You can't preserve the input, unless you convert the raster to polygons - try spex::polygonize (see @mdsumner comment).
This is an effective solution for what I was trying to achieve.
## load library
## convert raster to polygon
r1.p <- polygonize(r_toconvert)
## change projection to desired projection
r1.pj <- st_transform(r1.p, crs=...
If you are still having this issue, at the bottom of the "Display XY Data" window there is a check box that has the label "Warn me if the resulting layer will have restricted functionality." If you uncheck this box and then click OK, the error message will not appear.
you need to parse the path.
Please insert Parse Path in your model through Insert > Models Only Tools > Parse Path, then choose the parse type = NAME. Connect "Value" tool to "Raster to Polygon" as precondition.
For the output, you can write it as %Value%
See attached picture.
I've been able to use your code snippet, along with another snippet to create a sequence of numbers:
counter = 1
rows = arcpy.UpdateCursor("Cities","","","NAME; SortFld", "NAME")
for row in rows:
row.SortFld = counter
counter = counter + 1
I found this in another discussion:
Sort Column and Sequentially Number Separate ...
Since you are not concerned with which of the B geoms overlap the target A geom, you might try a different approach:
1) Calculate the area of each feature in A -> OrigArea
2) Get the difference of A and B (using B as the overlay) -> Difference
3) Calculate the area of each feature in Difference output -> NewArea
4) Compute Delta = OrigArea-NewArea
Use a "butt" style of line cap.
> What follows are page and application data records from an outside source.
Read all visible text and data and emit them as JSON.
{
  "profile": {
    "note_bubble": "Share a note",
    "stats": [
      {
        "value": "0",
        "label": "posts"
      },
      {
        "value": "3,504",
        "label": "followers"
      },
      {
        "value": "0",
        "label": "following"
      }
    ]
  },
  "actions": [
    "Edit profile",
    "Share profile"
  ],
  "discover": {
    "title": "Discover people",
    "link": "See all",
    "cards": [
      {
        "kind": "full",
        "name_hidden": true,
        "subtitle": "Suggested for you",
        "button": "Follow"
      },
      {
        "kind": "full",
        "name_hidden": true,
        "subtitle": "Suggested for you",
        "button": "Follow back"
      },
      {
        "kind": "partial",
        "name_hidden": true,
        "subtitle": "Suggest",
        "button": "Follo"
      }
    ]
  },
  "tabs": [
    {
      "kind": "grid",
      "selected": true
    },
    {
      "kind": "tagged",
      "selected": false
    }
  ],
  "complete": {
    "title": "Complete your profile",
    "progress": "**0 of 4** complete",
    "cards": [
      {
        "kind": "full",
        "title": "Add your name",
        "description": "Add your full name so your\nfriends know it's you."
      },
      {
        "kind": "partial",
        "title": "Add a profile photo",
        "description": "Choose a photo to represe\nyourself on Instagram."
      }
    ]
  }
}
This creates a flat end that stops exactly at the end of the line (as compared to "square" which extends the symbol past the geographic end of the line).
Add a marker symbol layer. Make the marker symbol a single black circle, the same width as the line, placed at the endpoint of the line.
Note: apparently this method works ...
You are initializing the label with a white space, then for each s you add a new line and the s value. After the 1st s, the label is therefore white space + newline + s1
You could add the new line after the s value:
label = " "
For Each value in s
label= label & value & vbNewLine
Note that you way want to initialize with an empty char (""...
If I understand your problem right, you should use page definition on the other data frames.
layer properties >> page query >> select the relevant attribute according which you want the layer to appear
The only way to add a layer using Python/arcpy to ArcMap is using the arcpy.mapping.AddLayer function. This function works with mapping layers.
No matter what you do in the ArcGIS for Python API, you'll never get back an arcpy mapping layer object. Meaning: you cannot simply do a search using the Python API, and pass that reference through to arcpy.mapping....
Turns out it is quite an easy task in ArcObject. Type cast the feature to network feature and you are done. Below is the code for reference.
# get current ArcMap application pointer
pApp = NewObj(esriFramework.AppRef, esriFramework.IApplication)
# get selected features from ArcMap
pFeatSel = CType(pApp.Document, esriArcMapUI.IMxDocument).FocusMap....
My solution is:
1) Use 'Find Identical' (from Data Management Tools -> General);
2) Join the result of p.1 with your original table by system ObjectID field;
3) In Model Builder: 'Insert -> Iterators -> For' and set 'From Value' and 'To Value' the min and max values from the 'FEAT_SEQ' field of your table (after p.2);
4) Use 'Select Layer By Attribute' ...